The Strad Issue: January 2013
Description: A rewarding programme of American music based around the string quartet
Musicians: Ying Quartet, Adam Neiman (piano) Randall Scarlata (baritone)
Composer: Barber, Hanson, Thompson

The starting point of this homage to American chamber music is Barber’s op.11 String Quartet, the second movement of which, in its arrangement for string orchestra, became ‘the’ Barber Adagio. Resident at the Eastman School of Music, the Ying Quartet includes the premiere recording of Barber’s discarded finale (one critic called it ‘a scrappy working-out of unexciting ideas’) which was later replaced by a much shorter end piece based on the first movement. The Ying presents this dance-like original finale with fleet-footed panache, and the disc continues to the end with the same uninhibited yet polished playing. Barber’s even earlier op.1 Serenade benefits from the Ying players’ balanced ensemble and fluidity of expression. Dover Beach, absorbingly sung by Randall Scarlata, is searching and evocative and if Howard Hanson’s Concerto da camera for piano quintet may amount to little more than an interesting novelty, his String Quartet comes over as a neglected masterpiece.
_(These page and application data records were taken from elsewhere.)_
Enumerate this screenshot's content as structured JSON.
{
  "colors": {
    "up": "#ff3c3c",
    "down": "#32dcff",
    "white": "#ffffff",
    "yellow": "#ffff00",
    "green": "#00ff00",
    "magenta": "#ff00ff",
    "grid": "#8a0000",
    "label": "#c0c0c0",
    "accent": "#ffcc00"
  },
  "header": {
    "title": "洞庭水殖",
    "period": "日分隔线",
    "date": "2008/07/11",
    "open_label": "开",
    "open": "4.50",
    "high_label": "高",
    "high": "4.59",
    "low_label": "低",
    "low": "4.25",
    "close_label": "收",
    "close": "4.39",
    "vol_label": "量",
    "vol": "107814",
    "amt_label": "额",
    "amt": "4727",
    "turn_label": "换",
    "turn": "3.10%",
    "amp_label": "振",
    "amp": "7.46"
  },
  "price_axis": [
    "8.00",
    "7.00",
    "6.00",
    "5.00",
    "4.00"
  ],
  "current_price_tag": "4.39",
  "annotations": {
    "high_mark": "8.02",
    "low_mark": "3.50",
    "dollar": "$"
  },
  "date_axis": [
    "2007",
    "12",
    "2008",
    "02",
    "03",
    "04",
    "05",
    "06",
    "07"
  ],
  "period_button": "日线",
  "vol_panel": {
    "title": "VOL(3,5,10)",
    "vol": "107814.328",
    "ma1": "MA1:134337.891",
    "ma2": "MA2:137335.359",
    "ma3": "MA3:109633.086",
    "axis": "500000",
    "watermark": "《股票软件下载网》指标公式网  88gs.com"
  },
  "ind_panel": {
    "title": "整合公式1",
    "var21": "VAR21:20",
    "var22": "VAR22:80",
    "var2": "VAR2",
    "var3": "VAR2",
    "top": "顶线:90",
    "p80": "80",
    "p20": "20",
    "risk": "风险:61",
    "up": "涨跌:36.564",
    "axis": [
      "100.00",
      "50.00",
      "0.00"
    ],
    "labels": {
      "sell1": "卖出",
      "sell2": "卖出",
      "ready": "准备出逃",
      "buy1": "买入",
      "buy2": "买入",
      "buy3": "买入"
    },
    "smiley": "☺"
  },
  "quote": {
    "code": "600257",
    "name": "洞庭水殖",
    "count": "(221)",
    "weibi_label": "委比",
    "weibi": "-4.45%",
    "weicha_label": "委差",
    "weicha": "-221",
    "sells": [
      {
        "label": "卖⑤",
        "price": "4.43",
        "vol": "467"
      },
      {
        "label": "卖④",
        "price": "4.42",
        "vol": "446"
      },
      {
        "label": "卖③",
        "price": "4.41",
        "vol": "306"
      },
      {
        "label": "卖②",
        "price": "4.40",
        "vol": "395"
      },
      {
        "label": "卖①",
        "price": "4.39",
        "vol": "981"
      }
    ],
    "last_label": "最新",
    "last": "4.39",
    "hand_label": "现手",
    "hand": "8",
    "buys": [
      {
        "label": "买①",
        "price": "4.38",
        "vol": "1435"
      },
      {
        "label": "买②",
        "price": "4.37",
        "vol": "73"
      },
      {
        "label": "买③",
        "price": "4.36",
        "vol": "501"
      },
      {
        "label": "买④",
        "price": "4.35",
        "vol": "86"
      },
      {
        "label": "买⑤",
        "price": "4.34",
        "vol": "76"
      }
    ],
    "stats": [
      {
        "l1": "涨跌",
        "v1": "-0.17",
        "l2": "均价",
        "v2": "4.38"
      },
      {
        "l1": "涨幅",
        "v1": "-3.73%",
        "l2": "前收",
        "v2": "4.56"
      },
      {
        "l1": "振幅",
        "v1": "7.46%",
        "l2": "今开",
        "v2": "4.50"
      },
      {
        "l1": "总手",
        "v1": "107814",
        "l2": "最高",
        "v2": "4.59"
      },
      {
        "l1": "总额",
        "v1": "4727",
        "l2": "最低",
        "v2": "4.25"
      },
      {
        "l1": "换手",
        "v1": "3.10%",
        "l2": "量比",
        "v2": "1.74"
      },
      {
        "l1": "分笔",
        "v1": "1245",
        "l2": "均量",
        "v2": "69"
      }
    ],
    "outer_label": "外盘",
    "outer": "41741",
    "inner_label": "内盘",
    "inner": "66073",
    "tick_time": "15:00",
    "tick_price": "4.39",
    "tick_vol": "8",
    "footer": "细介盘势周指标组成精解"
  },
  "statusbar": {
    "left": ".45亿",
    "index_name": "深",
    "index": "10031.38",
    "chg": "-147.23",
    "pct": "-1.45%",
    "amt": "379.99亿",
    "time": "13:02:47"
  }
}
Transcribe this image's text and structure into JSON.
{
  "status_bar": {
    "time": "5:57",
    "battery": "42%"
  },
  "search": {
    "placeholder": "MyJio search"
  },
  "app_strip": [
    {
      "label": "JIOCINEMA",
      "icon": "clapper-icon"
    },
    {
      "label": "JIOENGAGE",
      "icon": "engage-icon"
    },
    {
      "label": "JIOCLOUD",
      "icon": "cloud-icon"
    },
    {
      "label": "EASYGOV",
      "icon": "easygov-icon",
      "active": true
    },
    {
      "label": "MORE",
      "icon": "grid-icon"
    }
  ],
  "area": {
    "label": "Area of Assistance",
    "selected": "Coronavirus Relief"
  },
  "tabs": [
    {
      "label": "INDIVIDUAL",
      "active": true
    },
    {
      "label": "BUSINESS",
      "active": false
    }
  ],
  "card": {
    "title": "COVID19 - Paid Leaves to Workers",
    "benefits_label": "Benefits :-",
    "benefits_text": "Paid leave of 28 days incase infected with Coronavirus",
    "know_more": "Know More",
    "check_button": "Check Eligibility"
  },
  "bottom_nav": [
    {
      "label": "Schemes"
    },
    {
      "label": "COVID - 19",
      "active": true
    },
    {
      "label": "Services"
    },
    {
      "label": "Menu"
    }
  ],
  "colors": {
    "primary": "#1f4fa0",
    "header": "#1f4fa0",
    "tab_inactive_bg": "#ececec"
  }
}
As if to emphasise the Ying Quartet’s poise, the players end with a string arrangement of Randall Thompson’s choral Alleluia, producing a sheen of vocal purity and a mesh of gorgeously interweaving counterpoint. It’s a shame the piano sound is slightly muffled in Hanson’s Concerto da camera, because the quartet is otherwise captured with both intimacy and a modest (in the best sense) bloom. This is a highly recommended release, and not only to self-confessed fans of American music.

Clip: Barber String Quartet, op.11: I. Molto allegro e appassionato

Edward Bhesania